by Chidem Kurdas
Paul Ryan is said to be influenced by Milton Friedman, Friedrich von Hayek and Ayn Rand. One might add that as the representative for Wisconsin’s first congressional district, he is from a state that has often been in the vanguard of policy thinking. That he came up with specific proposals for Medicare and the federal budget – unusual for a Republic politician, as David Wessel pointed out in the WSJ – updates a Wisconsin custom going back to the early days of the last century.
This year, before Mitt Romney named Mr. Ryan his running mate, Wisconsin was in the national news as governor Scott Walker successfully fought a recall measure orchestrated by unions opposed to his effort to contain the growth in state and local spending.
In that matter, the state is in the forefront of the movement for limiting government sprawl. In the early 20th century, it was in the forefront of the movement for government expansion, in particular in regulatory powers and specific programs. At the time, there was a group of institutionalist economists at the University of Wisconsin, notably John Commons, who advised Wisconsin’s populist politicians Robert La Follette and Philip La Follette.
They pioneered social policies such as workers’ compensation in 1911, designed by Commons. He developed a civil service code, public utility rules and a minimum wage act. The programs and regulations he created became models for other states and some of his students went on to shape federal programs.
Commons was an exceptionally thoughtful social scientist whose interest was to apply abstract ideas to practical rule making. He recognized that policies often do not work the way they are supposed to. However, he expected policy errors to be corrected through trial-and-error experimentation. Wisconsin was truly his laboratory.
Observing new developments after he retired, Commons recognized more fully the pitfalls of the regulatory state, in particular the corruption in politics, and wondered whether he had been wrong all along. Bad policies might serve certain interests and not be reversible. He had helped spur interventionism, unfortunately realizing only too late the worst dangers thereof.
Mr. Ryan is a leader of the movement to turn back what has become a monstrous growth of interventionism, with all the problems that Commons came to fear in his old age.
The Ryan budget blueprint is receiving a lot of flack—notably from David Stockman, Ronald Reagan’s controversial budget director in the early 1980s. Recently Mr. Stockman argued in a New York Times op-ed piece that the “earnest congressman from Wisconsin is preaching the same empty conservative sermon.”
In fact some of Mr. Ryan’s policy proposals, such as vouchers for Medicare, are best seen as experimental, in that their full effects are unknown.

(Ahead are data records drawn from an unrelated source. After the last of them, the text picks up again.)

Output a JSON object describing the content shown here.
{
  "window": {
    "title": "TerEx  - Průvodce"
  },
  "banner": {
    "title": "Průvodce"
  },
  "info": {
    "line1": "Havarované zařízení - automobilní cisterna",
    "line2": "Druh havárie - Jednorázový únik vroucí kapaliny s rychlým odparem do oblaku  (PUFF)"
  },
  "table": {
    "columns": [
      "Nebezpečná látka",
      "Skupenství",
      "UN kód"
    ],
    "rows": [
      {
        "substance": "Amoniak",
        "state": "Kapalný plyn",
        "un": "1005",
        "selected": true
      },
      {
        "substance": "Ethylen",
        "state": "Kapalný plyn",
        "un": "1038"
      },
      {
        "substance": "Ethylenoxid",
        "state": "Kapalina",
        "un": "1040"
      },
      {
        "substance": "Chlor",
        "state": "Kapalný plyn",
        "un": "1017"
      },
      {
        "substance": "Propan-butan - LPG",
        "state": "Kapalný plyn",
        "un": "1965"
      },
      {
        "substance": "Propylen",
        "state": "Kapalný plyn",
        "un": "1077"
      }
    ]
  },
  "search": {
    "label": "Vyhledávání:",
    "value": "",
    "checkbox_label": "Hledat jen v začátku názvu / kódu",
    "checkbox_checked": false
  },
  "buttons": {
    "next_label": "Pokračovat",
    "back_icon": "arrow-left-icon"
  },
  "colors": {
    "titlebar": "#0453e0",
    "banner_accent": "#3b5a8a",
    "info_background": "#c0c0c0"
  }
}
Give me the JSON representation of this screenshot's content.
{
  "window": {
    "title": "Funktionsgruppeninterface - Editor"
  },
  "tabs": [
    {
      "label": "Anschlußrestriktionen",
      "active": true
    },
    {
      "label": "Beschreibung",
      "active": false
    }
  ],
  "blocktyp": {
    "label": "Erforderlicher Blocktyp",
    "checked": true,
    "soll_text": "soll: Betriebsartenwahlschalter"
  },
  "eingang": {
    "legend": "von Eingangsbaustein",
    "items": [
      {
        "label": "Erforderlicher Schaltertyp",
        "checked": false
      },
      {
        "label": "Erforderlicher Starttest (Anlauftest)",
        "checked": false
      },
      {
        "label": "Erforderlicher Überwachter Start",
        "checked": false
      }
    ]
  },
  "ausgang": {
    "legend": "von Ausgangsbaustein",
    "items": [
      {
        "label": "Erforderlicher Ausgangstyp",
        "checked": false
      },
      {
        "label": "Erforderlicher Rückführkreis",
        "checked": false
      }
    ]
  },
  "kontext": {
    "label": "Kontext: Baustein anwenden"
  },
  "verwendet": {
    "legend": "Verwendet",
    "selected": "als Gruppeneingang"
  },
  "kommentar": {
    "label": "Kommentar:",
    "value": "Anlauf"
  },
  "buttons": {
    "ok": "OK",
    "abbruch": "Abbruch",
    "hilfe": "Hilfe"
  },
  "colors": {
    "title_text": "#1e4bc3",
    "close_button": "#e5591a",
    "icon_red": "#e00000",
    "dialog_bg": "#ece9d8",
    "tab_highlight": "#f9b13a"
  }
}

If Commons were around, he would likely no longer advocate the past century’s expansionist trajectory. He might instead seek ways to restrain government growth. The only way to do so is through thoughtful new measures, whether or not any of the particular measures suggested by Mr. Ryan come to pass.